Work task → Pull each line holding "自开拓的商机数" out of the entries below.
----
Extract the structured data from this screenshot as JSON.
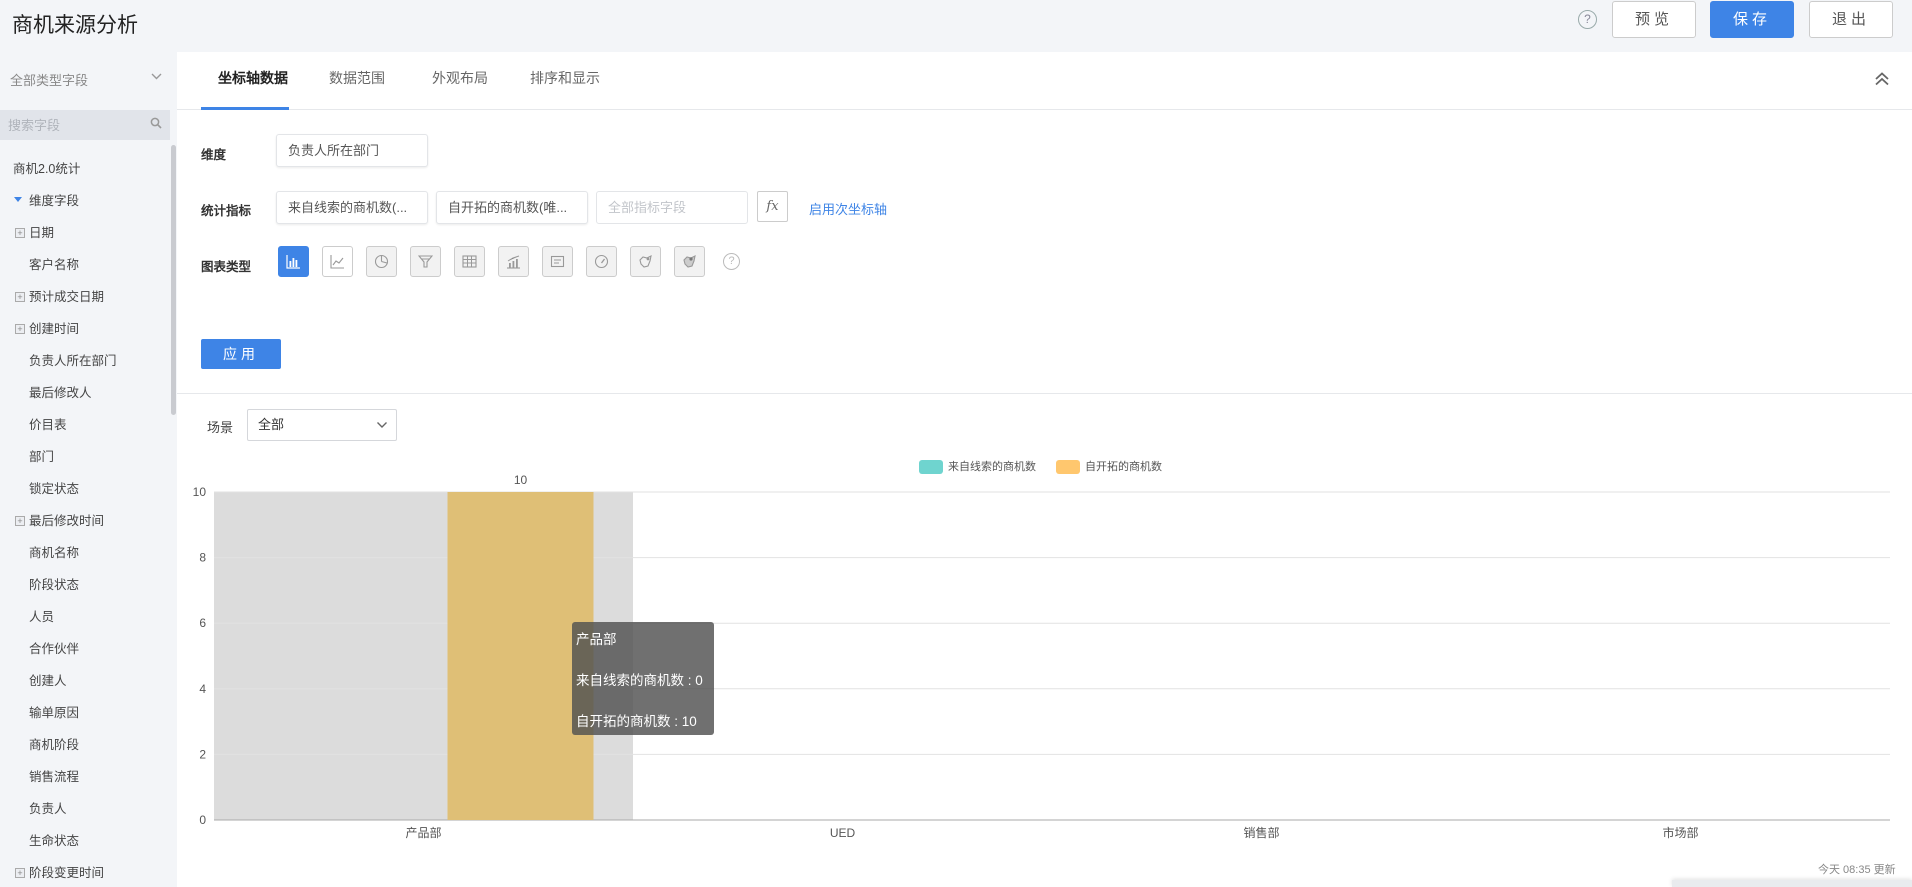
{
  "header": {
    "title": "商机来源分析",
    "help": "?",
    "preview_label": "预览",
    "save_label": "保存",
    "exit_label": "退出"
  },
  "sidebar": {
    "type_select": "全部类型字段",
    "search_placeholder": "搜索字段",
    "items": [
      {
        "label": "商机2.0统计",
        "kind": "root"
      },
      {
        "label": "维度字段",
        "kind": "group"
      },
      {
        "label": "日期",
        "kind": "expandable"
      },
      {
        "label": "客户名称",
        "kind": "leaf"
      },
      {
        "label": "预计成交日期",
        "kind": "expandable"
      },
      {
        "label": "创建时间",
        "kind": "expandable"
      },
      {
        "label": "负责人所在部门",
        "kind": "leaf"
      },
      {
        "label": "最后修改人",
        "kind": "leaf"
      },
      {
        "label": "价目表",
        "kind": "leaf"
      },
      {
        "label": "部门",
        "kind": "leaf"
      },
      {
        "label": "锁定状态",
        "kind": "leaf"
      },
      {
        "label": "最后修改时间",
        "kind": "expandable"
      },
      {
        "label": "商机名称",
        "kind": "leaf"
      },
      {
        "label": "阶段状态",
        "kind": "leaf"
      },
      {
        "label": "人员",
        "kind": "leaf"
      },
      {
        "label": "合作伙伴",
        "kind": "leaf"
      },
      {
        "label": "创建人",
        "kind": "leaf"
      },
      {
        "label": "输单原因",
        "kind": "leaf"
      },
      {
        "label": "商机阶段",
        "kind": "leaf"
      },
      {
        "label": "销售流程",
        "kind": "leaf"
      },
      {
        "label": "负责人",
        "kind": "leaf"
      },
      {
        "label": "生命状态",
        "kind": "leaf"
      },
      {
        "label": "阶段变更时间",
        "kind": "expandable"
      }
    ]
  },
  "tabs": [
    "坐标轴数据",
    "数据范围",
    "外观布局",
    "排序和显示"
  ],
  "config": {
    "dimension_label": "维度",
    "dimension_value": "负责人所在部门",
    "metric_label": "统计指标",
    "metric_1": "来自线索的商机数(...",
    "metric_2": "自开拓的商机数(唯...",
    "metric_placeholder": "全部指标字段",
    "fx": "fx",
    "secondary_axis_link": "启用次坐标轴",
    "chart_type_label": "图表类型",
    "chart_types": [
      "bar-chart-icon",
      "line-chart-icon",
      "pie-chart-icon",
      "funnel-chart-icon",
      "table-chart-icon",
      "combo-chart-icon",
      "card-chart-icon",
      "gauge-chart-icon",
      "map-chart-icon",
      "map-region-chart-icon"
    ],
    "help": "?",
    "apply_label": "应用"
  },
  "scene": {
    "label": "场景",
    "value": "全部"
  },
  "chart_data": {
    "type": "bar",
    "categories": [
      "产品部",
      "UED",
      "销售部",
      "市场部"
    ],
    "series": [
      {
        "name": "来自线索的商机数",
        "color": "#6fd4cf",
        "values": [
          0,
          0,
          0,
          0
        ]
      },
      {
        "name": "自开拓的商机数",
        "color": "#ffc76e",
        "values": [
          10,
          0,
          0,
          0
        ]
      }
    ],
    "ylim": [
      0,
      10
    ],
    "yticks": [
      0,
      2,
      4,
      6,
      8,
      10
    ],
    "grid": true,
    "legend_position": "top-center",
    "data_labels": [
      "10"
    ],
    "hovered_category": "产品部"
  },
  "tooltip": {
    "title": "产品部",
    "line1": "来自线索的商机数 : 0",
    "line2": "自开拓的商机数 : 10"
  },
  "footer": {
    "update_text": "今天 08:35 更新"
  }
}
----
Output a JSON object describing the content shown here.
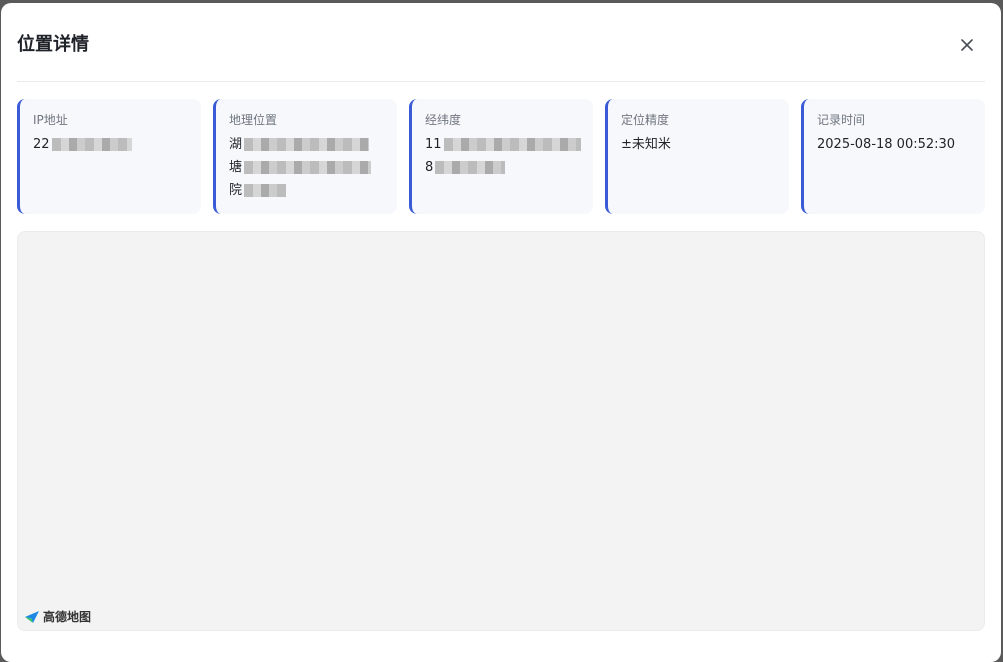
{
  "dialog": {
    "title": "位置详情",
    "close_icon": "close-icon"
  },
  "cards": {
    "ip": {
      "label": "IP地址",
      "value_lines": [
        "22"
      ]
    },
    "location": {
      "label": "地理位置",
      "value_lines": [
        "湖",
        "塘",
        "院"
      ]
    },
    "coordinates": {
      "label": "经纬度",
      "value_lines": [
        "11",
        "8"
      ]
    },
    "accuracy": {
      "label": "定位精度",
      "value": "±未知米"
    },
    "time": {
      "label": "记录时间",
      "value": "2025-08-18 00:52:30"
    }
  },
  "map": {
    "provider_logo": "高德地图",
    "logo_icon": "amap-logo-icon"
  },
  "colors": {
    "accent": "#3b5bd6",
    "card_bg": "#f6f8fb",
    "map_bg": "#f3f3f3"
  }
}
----
Solution →
    "metric_2": "自开拓的商机数(唯...",
        "name": "自开拓的商机数",
    "line2": "自开拓的商机数 : 10"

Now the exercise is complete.